The narrator - has a nice voice making it easy to follow the characters
I have not finished the book yet.
I have not listened to other books narrated by Phillips - but here are some problems. Everytime he takes a breath - you hear it. A good audio person should have been able to fix that. Also they have speeded up the rate of his talking so that I had to slow it down to 1/2 rate in order to follow the book. Average rate of speech is 150 WPM. When you make it faster it is harder for me - and perhaps others - to follow the story. When you slow it on an iPhone there is a slight reverberation. Not the fault of the iPhone.
My main reaction to the book is the issue with the breath intake of the reader. I should be focusing on the plot of the book not the audio problems of the book.
I am really concerned about this problem with audible books as this is the second book that I have observed this issue. The other was Darkness at Noon. Audible needs to fix this problem - or they shall lose me as a customer.

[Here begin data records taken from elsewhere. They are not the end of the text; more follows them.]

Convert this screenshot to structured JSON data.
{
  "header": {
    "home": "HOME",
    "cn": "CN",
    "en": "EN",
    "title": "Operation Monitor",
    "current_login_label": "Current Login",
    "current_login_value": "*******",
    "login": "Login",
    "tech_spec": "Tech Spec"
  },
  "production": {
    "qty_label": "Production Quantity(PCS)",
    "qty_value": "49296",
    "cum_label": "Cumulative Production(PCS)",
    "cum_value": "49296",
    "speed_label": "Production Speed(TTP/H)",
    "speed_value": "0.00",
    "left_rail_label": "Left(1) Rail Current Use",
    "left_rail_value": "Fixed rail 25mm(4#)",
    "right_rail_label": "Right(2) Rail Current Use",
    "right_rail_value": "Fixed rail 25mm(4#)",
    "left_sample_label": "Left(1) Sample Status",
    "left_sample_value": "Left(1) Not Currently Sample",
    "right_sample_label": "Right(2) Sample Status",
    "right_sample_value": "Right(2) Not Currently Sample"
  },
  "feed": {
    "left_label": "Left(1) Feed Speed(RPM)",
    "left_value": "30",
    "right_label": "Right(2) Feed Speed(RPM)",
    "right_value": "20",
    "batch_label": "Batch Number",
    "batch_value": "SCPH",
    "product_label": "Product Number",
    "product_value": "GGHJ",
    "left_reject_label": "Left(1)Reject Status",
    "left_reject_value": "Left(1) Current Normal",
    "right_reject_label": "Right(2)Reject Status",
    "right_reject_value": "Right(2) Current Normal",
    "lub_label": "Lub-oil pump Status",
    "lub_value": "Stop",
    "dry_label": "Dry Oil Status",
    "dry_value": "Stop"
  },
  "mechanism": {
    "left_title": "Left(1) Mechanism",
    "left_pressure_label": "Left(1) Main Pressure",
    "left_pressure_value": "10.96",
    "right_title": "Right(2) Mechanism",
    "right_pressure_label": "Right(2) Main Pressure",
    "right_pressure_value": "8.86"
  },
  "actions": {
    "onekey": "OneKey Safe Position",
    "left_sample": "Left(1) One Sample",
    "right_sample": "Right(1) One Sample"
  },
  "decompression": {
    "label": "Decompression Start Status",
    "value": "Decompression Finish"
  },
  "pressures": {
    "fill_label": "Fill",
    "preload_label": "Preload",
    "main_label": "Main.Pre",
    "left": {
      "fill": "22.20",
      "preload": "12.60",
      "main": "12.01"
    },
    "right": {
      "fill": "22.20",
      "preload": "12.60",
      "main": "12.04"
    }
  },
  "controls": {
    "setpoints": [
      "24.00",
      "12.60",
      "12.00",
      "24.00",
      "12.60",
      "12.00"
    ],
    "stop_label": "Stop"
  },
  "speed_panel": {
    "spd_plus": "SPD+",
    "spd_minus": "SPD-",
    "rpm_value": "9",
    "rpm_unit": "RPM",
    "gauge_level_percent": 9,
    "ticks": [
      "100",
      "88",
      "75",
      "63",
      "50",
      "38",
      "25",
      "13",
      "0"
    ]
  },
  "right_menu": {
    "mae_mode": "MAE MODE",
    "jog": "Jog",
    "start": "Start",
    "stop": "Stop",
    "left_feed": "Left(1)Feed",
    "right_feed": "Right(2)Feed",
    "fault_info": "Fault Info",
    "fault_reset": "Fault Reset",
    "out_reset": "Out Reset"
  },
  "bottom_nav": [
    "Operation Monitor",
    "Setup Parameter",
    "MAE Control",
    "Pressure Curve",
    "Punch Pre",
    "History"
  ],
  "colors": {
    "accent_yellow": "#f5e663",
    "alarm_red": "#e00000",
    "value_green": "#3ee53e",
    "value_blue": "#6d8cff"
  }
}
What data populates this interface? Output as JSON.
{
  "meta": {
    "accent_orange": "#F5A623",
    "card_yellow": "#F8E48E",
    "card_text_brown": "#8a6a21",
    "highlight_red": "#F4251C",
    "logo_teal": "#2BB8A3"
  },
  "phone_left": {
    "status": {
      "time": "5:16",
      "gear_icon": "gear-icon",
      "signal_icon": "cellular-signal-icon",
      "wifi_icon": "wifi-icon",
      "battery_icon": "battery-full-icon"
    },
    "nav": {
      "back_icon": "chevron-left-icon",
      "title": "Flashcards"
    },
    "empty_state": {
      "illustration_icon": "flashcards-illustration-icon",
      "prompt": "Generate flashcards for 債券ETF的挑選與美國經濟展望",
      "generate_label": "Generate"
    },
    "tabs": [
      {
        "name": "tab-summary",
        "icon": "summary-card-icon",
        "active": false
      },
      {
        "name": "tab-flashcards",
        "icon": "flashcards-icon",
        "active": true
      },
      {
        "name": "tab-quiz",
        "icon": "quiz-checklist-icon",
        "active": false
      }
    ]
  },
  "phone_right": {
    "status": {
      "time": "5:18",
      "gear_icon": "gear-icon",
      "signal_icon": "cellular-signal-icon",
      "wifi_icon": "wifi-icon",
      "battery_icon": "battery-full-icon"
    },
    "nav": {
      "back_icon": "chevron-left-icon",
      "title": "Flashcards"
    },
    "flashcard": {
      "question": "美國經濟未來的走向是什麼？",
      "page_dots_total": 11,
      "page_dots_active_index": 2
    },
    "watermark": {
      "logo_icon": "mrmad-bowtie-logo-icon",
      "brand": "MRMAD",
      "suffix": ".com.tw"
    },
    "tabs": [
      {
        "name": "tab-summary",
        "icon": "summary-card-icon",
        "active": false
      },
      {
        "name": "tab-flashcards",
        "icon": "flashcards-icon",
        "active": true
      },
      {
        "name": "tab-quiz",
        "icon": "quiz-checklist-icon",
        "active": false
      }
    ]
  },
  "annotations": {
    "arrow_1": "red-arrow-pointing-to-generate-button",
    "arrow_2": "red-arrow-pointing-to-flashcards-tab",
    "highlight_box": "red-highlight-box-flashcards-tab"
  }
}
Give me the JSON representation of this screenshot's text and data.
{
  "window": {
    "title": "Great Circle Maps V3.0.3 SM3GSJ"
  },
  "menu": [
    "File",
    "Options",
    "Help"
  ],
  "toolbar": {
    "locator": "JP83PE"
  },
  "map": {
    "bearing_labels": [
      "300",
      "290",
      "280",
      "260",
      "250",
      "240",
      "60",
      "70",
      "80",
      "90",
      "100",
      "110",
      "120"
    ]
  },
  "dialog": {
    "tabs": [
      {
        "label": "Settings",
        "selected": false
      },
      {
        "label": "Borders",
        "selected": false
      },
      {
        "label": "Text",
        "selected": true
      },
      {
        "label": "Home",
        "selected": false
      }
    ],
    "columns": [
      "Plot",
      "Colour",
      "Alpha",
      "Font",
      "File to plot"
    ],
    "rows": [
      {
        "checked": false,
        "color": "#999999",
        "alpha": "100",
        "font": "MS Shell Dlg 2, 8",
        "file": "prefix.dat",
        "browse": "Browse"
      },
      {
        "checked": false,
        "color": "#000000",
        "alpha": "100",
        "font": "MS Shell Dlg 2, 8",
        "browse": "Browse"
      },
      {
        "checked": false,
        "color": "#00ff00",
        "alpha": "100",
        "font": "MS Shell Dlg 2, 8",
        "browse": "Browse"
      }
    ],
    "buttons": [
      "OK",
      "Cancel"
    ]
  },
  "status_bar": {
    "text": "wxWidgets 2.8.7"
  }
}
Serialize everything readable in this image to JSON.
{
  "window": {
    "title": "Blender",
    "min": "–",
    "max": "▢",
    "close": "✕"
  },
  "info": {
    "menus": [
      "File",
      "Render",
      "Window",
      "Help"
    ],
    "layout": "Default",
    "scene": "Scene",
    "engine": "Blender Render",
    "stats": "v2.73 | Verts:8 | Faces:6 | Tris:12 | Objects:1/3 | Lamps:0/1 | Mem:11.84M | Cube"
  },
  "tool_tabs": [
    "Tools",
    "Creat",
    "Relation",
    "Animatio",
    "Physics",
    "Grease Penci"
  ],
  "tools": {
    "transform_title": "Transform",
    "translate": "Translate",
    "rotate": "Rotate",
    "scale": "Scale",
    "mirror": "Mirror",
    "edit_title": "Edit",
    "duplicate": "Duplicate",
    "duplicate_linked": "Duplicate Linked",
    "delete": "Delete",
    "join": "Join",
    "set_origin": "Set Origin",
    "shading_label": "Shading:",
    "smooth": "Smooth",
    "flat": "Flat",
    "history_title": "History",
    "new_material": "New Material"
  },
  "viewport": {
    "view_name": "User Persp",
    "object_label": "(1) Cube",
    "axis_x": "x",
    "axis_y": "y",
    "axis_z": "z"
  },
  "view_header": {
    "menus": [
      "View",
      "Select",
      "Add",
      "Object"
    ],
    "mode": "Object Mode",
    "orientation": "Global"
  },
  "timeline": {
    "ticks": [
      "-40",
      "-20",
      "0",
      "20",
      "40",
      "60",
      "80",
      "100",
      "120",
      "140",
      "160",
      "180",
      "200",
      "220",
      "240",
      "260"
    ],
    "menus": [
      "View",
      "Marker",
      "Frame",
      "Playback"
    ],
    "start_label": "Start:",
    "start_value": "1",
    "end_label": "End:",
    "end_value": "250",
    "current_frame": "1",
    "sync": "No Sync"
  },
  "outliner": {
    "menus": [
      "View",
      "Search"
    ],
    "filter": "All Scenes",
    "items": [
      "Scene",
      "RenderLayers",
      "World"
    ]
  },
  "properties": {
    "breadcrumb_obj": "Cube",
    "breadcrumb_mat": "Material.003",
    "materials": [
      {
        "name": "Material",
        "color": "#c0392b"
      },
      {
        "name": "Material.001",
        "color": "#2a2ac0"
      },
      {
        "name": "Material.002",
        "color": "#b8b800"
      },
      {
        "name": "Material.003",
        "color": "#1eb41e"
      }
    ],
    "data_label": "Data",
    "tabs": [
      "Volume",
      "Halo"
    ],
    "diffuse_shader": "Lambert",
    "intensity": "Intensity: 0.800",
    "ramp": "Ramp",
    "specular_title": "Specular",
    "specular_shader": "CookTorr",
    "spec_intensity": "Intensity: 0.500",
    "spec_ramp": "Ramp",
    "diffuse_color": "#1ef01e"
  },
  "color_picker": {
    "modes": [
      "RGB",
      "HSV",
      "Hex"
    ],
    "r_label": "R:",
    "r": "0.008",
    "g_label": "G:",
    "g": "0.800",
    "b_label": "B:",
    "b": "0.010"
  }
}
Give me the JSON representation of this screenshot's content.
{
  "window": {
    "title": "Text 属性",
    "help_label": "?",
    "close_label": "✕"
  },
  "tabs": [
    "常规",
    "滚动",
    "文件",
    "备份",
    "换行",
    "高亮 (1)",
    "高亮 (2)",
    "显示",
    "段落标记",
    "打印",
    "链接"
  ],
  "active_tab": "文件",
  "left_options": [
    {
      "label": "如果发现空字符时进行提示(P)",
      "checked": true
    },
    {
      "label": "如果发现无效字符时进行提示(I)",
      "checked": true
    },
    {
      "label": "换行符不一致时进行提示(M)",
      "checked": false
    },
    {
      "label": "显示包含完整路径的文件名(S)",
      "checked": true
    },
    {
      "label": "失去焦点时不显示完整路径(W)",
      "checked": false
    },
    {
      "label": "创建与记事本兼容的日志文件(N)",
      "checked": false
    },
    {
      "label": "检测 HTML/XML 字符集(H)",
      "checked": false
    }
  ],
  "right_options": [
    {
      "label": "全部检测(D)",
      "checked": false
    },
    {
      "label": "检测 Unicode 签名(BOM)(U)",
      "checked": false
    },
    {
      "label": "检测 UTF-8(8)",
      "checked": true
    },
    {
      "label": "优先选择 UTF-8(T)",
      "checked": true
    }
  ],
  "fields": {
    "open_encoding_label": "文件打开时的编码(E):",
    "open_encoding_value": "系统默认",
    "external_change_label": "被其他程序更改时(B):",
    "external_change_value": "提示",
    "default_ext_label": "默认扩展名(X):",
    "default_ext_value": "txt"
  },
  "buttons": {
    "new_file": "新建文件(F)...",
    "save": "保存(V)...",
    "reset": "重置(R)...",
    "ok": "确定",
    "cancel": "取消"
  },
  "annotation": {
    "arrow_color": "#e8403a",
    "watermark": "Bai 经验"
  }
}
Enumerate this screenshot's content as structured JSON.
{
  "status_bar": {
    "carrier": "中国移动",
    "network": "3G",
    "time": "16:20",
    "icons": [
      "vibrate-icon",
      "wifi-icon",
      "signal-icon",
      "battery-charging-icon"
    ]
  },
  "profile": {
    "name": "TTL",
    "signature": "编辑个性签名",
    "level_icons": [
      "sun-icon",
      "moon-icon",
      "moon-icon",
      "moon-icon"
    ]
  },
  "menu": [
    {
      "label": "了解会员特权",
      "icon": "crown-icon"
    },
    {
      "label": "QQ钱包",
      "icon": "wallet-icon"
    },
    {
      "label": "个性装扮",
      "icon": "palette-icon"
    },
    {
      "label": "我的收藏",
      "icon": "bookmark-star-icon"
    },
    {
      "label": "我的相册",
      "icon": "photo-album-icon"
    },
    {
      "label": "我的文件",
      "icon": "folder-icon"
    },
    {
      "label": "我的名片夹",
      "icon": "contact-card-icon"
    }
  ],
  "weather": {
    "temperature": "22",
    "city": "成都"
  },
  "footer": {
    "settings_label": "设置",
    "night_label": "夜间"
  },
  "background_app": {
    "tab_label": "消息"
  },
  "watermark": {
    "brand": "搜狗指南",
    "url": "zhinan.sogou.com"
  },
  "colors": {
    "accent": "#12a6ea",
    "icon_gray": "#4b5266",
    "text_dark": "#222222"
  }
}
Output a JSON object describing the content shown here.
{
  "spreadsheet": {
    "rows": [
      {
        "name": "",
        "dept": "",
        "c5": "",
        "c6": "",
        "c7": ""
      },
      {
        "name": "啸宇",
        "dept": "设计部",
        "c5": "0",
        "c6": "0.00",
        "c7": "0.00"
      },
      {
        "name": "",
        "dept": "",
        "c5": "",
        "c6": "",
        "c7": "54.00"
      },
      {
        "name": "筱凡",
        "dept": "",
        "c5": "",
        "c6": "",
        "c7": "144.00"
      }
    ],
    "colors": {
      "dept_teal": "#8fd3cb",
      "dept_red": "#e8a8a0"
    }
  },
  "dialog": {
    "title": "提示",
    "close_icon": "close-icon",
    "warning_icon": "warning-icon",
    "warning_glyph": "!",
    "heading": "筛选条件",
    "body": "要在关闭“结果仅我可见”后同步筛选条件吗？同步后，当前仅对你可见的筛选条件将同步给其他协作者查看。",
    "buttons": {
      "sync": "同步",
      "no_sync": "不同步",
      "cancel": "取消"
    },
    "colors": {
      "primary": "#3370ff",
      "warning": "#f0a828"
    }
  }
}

The Panther, Split Second & One Amazing Things were done beautifully. What gives????? Are you selective about who gets the better treatment in order to hurry the book to the public?
bow wow arf arf arf
In the bar in China...the first gun battle
the different pitch of his mono-tone voice great
wise I could have....you know other things to do like grands to school....pick-up after school
when will the movie come out?
Yes, if they're interested in how a cyberwar might play out in its early stages. No, if they're looking for an intricate plot, character development, etc. Clancy's The Hunt for Red October reads like a chess match. Threat Vector was like watching the game end in 4 or 5 moves. In a word, it's anticlimactic.
This was my first time listening to Lou Diamond Phillips. He a very good narrator; easy to understand with enough variation between characters to keep it interesting. He could slow down the pace a little, but you get used to his speed after a while. I'd definitely listen to him again.
I could see it, but I wouldn't see it. This would be a typical Hollywood blockbuster; full of hype with little substance.
Clancy spends more time describing military machinery and tactics than he does in developing characters and in spinning an engaging tale of strategy and deception.
The production. The sound is not good. Lou Diamond Phillips breath intake is annoying.
Anybody who would not gasp for breath.
This is one of those novels that you won't want to put down. It provides a frightening peek at a paradigm shift in the tactics and capabilities of waging war in cyberspace.
Classic Clancy story that ties disparate pieces together into a neat bundle. Well written, just technical enough techno-thriller.